▸ WORK TASK
For the word "JSON", state how many lines below contain it. Give no other text.

====== DATA SHOWN ======

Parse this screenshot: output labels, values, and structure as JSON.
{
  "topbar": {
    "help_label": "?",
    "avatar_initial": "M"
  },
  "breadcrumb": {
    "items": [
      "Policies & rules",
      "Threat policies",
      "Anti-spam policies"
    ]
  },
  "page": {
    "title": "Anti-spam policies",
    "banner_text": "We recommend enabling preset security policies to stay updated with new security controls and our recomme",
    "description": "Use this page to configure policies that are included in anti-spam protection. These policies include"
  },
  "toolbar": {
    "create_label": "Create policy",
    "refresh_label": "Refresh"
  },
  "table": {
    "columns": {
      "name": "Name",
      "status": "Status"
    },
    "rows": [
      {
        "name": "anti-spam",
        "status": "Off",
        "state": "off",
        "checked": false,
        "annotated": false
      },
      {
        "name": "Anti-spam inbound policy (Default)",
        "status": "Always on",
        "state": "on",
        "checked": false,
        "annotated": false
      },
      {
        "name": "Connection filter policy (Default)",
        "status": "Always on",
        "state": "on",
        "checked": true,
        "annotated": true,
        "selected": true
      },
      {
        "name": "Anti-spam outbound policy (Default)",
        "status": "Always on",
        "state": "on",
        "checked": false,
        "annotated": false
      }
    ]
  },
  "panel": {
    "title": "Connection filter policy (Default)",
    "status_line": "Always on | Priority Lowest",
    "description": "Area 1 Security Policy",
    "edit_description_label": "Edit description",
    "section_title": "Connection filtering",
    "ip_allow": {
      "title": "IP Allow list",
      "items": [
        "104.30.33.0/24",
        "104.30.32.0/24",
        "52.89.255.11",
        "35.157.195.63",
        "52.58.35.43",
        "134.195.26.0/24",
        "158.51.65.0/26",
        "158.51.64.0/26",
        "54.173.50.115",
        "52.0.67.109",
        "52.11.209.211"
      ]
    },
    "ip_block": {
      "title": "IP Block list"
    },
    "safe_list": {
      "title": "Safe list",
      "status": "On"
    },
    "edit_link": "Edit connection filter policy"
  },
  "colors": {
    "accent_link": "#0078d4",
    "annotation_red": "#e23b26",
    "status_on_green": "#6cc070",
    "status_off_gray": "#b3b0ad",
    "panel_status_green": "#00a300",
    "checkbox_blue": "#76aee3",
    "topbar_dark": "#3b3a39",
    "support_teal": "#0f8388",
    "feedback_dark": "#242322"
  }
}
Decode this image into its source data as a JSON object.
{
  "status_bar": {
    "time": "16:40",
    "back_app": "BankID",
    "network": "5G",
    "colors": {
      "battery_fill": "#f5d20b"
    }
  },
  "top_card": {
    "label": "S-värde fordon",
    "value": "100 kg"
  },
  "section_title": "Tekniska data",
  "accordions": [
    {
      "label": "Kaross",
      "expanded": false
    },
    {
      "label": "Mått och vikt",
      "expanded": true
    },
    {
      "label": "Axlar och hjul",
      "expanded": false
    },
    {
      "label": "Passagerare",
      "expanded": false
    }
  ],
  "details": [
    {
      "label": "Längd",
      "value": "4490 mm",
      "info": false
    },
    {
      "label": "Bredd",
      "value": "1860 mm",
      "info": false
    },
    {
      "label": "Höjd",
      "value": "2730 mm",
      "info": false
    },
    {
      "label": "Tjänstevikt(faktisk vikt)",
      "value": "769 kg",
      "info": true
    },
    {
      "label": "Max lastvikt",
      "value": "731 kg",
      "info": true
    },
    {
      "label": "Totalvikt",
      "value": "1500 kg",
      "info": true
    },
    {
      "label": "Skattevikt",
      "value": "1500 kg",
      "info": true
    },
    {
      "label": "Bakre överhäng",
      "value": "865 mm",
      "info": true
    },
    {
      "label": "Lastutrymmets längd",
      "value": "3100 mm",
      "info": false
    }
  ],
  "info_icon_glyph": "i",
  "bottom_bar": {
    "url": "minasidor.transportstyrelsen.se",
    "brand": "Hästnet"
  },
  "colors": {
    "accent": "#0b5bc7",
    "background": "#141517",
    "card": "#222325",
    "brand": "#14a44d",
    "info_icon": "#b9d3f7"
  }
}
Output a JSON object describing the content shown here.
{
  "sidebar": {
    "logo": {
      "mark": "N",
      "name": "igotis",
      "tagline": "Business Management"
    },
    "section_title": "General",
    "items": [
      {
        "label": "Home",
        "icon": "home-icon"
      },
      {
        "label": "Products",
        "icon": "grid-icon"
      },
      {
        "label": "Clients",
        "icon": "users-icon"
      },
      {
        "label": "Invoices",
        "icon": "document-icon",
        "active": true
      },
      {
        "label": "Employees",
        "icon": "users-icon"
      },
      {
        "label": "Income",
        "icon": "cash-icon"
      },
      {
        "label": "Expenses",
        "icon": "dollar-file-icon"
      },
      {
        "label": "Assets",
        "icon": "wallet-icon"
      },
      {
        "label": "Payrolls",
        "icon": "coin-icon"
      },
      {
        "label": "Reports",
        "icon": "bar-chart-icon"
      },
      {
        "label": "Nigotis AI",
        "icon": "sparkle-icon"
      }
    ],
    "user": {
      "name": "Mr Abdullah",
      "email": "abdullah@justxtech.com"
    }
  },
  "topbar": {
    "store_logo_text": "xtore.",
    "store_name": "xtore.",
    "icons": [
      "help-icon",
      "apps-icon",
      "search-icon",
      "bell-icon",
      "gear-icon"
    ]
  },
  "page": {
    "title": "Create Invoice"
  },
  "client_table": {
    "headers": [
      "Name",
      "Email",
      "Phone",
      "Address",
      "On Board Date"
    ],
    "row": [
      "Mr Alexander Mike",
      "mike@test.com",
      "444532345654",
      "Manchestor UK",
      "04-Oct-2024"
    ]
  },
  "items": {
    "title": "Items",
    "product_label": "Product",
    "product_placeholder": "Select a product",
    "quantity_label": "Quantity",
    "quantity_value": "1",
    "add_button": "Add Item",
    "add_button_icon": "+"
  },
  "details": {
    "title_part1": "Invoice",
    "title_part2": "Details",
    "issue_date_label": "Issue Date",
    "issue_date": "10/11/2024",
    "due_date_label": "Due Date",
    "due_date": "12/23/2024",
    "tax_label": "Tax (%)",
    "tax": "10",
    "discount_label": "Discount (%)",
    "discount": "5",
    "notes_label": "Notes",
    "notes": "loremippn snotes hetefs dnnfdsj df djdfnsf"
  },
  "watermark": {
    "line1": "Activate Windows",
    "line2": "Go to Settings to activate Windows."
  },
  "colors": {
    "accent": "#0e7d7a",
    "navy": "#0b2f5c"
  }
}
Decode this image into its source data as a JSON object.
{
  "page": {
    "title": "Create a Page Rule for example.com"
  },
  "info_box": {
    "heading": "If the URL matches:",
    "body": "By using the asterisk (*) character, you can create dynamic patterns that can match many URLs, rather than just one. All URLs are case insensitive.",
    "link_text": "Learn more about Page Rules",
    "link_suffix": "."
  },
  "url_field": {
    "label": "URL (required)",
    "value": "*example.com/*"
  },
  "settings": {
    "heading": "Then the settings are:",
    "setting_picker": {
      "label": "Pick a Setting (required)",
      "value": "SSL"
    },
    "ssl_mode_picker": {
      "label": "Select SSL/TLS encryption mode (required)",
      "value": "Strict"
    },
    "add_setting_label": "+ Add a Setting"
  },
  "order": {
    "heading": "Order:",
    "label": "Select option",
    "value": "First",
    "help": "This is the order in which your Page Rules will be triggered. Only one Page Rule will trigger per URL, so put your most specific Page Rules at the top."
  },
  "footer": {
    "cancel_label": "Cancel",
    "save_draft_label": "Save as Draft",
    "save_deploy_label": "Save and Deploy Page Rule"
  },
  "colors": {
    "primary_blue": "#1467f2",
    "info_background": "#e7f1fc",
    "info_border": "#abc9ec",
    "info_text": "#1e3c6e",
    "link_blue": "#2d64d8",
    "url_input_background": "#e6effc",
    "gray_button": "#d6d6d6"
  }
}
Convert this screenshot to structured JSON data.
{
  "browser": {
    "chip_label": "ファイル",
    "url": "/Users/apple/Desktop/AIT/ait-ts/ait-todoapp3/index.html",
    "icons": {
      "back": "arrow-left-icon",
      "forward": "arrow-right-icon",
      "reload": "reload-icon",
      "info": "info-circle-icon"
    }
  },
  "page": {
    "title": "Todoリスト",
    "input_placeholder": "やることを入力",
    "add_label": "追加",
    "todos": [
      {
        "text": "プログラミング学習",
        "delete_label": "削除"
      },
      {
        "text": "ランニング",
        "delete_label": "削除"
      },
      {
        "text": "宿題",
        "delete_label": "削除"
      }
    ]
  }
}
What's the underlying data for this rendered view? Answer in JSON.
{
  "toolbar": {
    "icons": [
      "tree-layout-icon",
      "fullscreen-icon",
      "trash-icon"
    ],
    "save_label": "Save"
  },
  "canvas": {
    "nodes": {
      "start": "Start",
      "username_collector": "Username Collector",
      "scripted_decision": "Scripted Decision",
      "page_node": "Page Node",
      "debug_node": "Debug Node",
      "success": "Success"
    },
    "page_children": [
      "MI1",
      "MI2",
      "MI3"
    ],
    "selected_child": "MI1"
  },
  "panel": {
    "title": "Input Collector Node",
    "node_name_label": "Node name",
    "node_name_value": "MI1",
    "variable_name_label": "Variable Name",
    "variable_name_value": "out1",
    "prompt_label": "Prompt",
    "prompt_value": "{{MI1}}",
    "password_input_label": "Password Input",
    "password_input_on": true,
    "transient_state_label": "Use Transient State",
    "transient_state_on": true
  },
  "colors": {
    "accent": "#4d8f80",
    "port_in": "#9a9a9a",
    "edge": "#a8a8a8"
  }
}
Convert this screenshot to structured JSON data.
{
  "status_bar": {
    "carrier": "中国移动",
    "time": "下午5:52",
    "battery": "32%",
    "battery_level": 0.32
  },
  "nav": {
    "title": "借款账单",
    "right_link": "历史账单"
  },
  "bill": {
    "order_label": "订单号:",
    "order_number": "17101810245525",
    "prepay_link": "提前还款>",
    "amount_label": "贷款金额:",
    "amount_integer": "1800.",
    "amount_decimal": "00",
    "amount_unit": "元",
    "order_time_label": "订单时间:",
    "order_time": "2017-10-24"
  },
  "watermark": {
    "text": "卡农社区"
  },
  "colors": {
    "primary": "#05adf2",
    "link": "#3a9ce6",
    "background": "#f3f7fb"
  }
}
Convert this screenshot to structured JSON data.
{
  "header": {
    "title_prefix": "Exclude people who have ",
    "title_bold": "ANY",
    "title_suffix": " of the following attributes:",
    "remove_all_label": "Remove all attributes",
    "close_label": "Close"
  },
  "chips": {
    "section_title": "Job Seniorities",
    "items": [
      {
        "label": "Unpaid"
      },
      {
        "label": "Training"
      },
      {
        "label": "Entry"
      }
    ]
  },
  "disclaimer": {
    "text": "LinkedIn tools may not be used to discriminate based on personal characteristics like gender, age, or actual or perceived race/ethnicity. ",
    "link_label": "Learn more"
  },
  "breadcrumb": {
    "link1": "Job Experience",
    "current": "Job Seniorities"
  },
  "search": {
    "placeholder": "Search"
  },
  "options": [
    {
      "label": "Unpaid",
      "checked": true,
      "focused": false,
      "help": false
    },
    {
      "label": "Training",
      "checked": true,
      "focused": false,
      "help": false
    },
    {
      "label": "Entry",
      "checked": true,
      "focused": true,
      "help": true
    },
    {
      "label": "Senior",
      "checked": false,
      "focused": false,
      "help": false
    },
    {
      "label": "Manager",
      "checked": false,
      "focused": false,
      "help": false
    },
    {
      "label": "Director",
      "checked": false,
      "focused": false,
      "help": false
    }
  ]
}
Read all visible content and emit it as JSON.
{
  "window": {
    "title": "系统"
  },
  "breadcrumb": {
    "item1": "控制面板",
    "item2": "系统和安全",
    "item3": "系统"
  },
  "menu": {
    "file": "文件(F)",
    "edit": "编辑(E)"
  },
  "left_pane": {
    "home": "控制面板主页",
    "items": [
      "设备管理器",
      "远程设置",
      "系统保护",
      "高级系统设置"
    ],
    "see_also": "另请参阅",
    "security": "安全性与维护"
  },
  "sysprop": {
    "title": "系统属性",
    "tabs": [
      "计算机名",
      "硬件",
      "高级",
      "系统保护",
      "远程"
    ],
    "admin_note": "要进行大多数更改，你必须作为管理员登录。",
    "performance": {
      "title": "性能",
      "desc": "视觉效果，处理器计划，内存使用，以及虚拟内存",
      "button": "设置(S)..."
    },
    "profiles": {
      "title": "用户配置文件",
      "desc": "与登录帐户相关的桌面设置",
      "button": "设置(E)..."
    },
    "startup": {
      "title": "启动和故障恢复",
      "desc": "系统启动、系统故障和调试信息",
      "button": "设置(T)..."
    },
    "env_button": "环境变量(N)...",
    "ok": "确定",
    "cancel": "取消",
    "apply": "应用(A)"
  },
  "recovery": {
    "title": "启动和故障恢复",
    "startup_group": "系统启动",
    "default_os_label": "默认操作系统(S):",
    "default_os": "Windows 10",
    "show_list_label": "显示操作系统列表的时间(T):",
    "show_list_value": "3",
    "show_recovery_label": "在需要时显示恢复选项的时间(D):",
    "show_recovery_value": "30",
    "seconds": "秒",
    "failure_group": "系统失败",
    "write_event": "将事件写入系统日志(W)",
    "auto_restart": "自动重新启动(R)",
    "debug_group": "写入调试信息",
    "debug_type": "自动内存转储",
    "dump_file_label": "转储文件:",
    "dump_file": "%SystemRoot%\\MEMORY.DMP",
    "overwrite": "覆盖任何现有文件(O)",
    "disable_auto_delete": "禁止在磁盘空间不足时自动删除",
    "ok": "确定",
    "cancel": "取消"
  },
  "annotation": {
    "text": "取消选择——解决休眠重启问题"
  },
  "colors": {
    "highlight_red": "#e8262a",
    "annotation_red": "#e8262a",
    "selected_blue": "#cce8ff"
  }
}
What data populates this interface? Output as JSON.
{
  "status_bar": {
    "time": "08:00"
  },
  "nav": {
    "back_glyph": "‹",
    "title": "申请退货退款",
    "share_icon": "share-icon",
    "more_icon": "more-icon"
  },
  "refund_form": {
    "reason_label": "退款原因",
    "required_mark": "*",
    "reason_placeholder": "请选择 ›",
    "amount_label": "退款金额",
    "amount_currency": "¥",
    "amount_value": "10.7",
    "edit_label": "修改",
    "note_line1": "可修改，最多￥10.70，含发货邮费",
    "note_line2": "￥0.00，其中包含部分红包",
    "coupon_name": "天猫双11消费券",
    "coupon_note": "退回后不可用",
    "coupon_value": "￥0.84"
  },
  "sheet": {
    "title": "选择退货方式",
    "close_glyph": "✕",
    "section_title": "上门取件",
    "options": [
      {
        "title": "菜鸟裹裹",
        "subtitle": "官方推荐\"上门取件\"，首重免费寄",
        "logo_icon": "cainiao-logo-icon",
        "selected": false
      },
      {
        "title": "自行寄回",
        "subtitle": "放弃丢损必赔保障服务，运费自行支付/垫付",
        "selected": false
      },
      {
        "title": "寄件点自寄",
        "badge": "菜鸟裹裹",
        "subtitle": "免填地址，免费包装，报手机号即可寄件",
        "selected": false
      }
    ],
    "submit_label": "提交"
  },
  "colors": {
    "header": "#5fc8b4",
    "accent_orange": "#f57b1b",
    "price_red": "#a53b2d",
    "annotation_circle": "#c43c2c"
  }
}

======

▸ PROBLEM SOLUTION
10